Editorial: City ward system makes no sense
With any luck, next year will be the last time the Palmerston North City Council is elected under a ward system that does not make sense.
At a special meeting yesterday councillors voted to retain five wards across the city, with minor changes to take into account the Manawatu boundary change.
They also confirmed a plan to review the number and boundaries of wards, as well as how many councillors come from each, in time for the elections in 2016.
Legislatively the council was unable to make changes to the wards in time for next year's election, as the public debate had instead been about whether to scrap wards for city-wide voting. Most councillors had been in favour of city-wide voting but after public submissions were overwhelmingly in favour of wards, most voted for the status quo.
This has left the city with five wards that are really just a way to divvy up the city rather than being reflective of shared communities of interest.
The best example is the Ashhurst-Fitzherbert ward, which combines the rural village of Ashhurst and the pricey lifestyle blocks south-east of the city with dairy farmers, soldiers at Linton and students in Massey University's hostels.
What interests and concerns do these groups have in common other than the ward they live in?
But then in this city it is tough to define any shared community of interests along geographic lines. Yes the city has its suburbs and people feel ties to them but they still work, play, socialise and use community facilities throughout the city.

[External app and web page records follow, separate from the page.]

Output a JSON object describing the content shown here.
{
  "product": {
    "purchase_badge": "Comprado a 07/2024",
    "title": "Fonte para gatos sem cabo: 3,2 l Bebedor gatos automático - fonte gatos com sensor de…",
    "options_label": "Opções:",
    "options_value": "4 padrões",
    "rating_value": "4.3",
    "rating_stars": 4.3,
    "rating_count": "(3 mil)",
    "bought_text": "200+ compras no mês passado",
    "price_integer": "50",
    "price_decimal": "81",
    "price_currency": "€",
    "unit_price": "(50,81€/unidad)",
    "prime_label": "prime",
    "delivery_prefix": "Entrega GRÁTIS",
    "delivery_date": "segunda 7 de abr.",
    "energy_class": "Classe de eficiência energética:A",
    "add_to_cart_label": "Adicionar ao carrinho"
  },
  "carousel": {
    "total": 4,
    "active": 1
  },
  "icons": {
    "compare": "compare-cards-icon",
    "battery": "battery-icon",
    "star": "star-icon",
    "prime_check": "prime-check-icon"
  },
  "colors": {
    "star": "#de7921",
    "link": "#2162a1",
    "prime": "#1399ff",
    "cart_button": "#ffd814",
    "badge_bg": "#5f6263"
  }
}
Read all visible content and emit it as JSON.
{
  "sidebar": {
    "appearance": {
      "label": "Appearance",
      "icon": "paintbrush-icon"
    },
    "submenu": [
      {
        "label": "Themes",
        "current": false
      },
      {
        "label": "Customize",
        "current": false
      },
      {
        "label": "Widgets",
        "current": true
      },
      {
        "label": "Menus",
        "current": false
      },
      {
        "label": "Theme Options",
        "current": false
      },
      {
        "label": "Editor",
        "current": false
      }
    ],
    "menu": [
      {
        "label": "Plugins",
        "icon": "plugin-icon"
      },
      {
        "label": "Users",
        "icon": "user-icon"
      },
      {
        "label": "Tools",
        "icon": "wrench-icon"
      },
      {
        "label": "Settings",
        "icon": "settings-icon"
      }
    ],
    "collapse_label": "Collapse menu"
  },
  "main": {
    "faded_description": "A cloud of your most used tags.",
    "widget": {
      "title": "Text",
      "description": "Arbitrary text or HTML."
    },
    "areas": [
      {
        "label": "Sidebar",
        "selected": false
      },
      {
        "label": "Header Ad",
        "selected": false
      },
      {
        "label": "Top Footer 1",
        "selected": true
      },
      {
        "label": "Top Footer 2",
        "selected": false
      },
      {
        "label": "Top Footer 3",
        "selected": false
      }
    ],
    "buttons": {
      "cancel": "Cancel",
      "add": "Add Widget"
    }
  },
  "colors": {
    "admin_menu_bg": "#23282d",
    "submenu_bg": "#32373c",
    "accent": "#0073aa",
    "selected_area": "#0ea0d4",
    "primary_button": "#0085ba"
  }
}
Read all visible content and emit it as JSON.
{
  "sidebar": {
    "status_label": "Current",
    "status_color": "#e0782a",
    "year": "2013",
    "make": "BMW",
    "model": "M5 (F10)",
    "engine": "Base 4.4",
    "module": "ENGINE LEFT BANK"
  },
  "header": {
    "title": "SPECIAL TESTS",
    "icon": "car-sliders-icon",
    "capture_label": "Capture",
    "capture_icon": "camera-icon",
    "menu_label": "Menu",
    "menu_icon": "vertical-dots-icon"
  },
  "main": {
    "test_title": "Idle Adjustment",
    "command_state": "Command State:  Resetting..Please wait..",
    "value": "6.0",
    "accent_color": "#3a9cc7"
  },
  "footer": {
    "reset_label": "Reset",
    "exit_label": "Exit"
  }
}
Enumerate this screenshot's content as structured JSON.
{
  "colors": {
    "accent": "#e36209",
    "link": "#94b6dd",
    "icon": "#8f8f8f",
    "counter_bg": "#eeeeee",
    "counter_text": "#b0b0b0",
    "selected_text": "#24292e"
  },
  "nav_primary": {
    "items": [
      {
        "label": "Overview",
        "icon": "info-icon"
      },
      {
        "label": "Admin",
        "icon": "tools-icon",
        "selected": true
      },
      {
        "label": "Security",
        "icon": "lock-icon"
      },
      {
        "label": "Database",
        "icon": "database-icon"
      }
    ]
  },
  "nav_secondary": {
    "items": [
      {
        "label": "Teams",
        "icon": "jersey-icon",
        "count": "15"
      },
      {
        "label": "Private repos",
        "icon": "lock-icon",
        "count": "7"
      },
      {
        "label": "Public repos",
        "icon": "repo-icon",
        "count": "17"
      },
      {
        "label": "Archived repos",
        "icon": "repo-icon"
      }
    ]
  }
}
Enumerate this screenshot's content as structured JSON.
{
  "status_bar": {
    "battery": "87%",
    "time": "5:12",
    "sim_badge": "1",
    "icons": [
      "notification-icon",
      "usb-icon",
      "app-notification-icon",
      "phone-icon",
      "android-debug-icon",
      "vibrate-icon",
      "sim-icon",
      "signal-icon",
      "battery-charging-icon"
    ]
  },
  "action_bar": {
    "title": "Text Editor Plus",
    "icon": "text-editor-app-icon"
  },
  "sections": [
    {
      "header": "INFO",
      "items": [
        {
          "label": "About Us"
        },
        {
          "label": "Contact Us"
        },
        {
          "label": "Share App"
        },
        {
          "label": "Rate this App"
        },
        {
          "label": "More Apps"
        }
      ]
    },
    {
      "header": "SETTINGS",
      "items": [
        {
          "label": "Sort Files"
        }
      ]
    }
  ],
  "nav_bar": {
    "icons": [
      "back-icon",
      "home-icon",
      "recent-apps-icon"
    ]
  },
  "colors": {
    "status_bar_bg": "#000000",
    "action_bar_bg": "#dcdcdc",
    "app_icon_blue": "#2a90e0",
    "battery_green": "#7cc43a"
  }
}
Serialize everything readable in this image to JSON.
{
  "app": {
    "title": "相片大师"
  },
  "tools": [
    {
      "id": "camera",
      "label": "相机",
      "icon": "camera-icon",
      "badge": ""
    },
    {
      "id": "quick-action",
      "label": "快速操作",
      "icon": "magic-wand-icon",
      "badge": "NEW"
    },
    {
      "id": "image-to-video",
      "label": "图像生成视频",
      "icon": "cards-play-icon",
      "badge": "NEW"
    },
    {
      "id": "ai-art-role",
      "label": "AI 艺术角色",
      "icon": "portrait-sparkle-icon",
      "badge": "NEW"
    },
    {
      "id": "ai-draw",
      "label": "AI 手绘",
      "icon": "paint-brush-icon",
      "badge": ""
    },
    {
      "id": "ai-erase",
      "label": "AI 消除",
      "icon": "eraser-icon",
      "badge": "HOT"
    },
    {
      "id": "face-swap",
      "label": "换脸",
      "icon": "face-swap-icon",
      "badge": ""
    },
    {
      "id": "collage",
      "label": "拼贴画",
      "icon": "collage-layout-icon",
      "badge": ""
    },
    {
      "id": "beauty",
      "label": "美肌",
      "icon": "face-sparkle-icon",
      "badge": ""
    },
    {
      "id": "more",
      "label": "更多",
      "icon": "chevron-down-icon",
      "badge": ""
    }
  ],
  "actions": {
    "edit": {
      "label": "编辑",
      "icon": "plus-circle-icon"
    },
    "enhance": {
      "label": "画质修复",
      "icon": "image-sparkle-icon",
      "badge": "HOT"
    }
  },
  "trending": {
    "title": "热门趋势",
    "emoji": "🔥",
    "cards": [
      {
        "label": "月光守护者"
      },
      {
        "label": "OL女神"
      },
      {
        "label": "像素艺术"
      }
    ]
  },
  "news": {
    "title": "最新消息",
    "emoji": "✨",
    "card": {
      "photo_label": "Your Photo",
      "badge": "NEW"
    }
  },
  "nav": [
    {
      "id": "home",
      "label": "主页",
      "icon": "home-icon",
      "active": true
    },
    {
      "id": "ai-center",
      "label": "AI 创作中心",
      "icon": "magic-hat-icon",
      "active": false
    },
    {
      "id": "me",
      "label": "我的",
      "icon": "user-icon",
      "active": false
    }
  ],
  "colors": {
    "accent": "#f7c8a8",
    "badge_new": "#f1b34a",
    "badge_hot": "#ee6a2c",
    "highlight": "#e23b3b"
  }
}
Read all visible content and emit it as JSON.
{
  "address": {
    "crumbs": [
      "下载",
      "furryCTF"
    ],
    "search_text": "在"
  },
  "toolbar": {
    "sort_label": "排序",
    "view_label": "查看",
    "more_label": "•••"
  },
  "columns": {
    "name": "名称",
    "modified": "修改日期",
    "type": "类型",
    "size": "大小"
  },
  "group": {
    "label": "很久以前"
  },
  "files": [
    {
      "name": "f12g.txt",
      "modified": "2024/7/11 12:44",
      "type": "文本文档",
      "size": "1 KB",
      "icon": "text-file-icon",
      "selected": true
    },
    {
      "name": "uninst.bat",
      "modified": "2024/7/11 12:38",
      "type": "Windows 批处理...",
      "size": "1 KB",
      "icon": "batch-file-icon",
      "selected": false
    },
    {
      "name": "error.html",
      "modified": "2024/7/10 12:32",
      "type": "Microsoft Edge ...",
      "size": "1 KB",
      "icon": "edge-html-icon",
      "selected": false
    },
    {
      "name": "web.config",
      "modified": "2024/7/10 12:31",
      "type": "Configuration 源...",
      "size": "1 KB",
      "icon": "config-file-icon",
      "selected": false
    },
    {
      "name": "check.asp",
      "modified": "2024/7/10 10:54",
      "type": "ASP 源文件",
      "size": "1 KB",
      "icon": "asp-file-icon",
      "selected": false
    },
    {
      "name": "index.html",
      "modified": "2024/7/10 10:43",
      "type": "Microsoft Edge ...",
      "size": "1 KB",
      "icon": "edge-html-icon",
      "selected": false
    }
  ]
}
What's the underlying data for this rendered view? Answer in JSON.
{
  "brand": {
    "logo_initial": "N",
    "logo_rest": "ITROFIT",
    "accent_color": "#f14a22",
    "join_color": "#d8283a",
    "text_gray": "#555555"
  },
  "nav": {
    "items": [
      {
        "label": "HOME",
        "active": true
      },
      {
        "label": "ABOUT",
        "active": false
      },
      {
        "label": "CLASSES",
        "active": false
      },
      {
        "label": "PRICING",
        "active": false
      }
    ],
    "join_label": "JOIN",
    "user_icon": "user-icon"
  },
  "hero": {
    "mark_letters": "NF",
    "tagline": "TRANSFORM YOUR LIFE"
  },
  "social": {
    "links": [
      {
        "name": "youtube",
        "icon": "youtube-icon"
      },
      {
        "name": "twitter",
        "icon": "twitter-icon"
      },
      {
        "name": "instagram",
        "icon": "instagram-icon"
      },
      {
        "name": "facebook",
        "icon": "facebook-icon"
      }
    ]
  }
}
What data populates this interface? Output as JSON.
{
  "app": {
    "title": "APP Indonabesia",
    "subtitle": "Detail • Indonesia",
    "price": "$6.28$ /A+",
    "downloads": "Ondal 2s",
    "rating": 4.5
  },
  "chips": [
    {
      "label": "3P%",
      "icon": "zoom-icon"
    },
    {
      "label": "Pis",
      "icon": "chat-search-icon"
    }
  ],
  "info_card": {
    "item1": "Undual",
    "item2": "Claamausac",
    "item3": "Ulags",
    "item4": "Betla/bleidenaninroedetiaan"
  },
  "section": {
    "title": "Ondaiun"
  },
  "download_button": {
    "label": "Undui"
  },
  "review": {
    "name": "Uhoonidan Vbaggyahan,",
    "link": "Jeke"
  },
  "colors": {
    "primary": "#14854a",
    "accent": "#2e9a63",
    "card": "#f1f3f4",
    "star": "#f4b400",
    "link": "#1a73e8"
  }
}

Submitters raised concerns about the need to have councillors that came from their part of the city. In that case would it not be better to have 15 wards with one councillor each? It's hard to get more local than that.
Whether such a system would make use of the Single-Transferable Vote system the council has adopted is questionable.
It seems more likely the council would opt for several wards with several councillors each. That way there is more chance, under STV, of having a diversity of age, race, religion and gender around the council table more in line with the city as a whole.
But if that is to be the case, then each ward needs to elect the same number of councillors.
The present system is manifestly unfair in that each ward elects varying numbers of councillors, either two, three or four.
This gives residents in some parts of the city more say in who is at the council table than those in others.
Redrawing the wards will not be a simple task, but it is what councillors have voted for. Good luck to them.